Regulation may be coming to the virtual currency market.
New York will propose regulating virtual currency firms that operate in the state this year and require them to obtain a “BitLicense” in order to operate, Benjamin Lawsky, the state’s superintendent of financial services, said.
The regulations would be aimed at preventing misconduct such as money laundering without derailing the emerging technology.
Lawsky was speaking at the start of two days of hearings on online currencies organized by his agency, the New York Department of Financial Services, according to Reuters.
The government or central bank does currently not back the Bitcoin, and its value fluctuates according to user demand. While some businesses, like Overstock.com, have begun accepting the currency, which has been coming under increased scrutiny from regulators.
Lawsky said while he wanted to set up clear rules, he also wanted to preserve flexibility, given the constantly evolving nature of the technology.

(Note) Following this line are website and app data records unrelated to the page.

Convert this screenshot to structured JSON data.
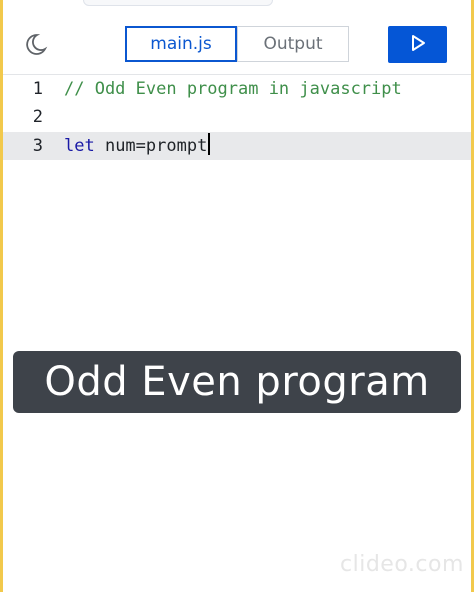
{
  "toolbar": {
    "theme_icon": "moon-icon",
    "tabs": [
      {
        "label": "main.js",
        "active": true
      },
      {
        "label": "Output",
        "active": false
      }
    ],
    "run_icon": "play-icon",
    "run_color": "#0556d6",
    "accent": "#0b57d0"
  },
  "editor": {
    "lines": [
      {
        "number": "1",
        "text": "// Odd Even program in javascript",
        "kind": "comment"
      },
      {
        "number": "2",
        "text": "",
        "kind": "blank"
      },
      {
        "number": "3",
        "keyword": "let",
        "rest": " num=prompt",
        "kind": "code",
        "active": true
      }
    ]
  },
  "overlay": {
    "caption": "Odd Even program",
    "watermark": "clideo.com"
  }
}
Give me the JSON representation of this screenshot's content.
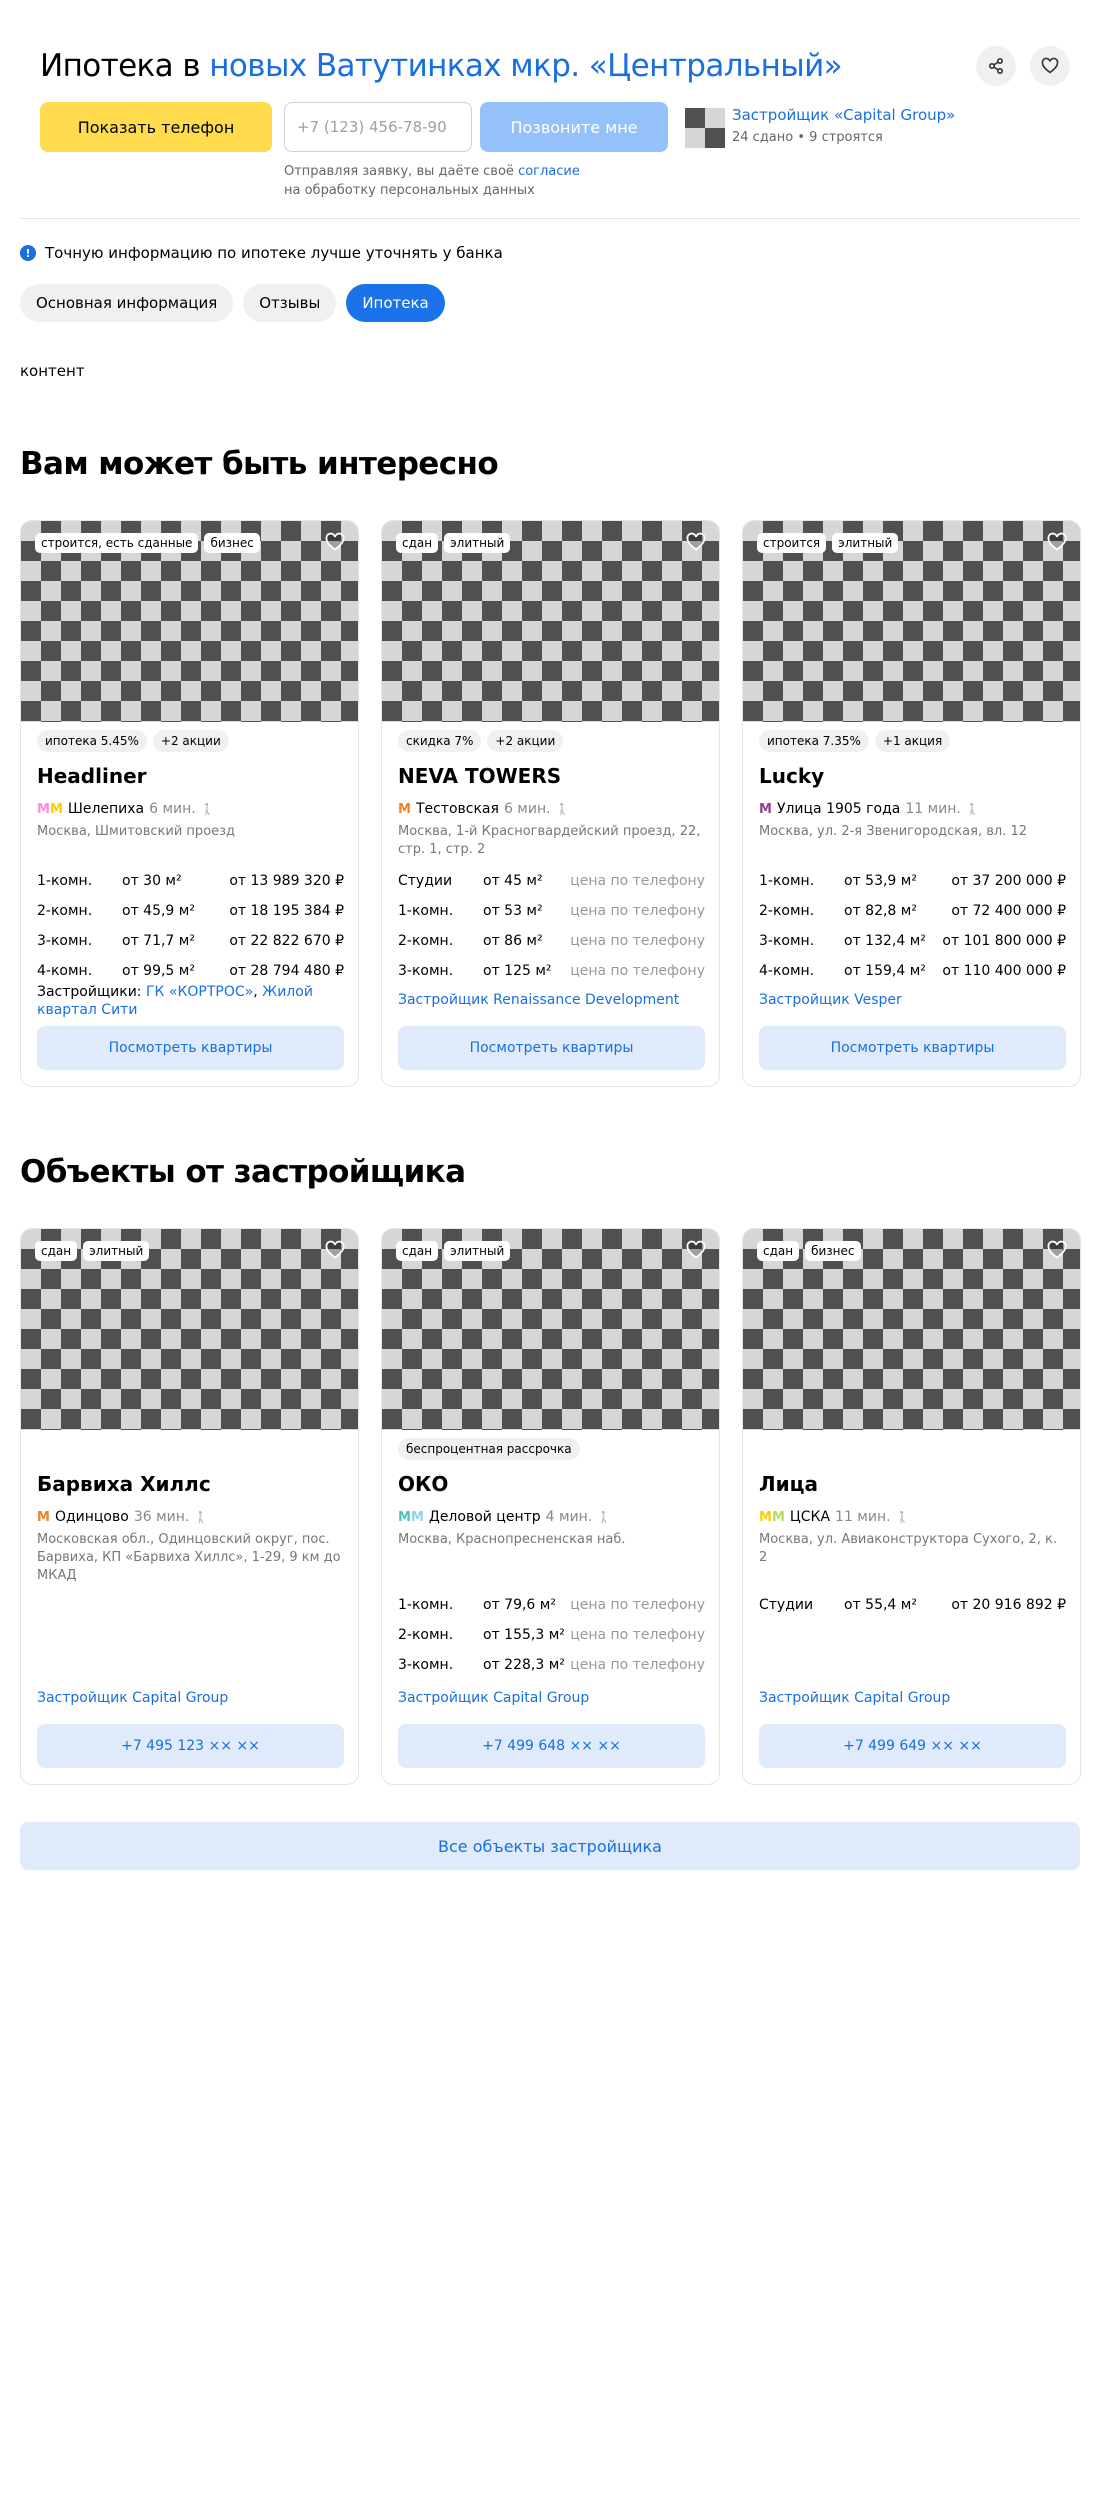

“That is, in part, why we’re evaluating whether our agency should issue a so-called ‘BitLicense’ specifically tailored to virtual currencies,” he said.
Cameron and Tyler Winklevoss, who were investors in the BitInstant, urged Lawsky to find the appropriate balance, adding in a statement read by Cameron Winklevoss that “over regulation could cripple its development.”
New York’s talk of proposed regulation comes at a tenuous time for virtual currencies as BitCoin executive Charlie Sherm was arrested Monday and charged with conspiracy to commit money laundering. He has since resigned from the company.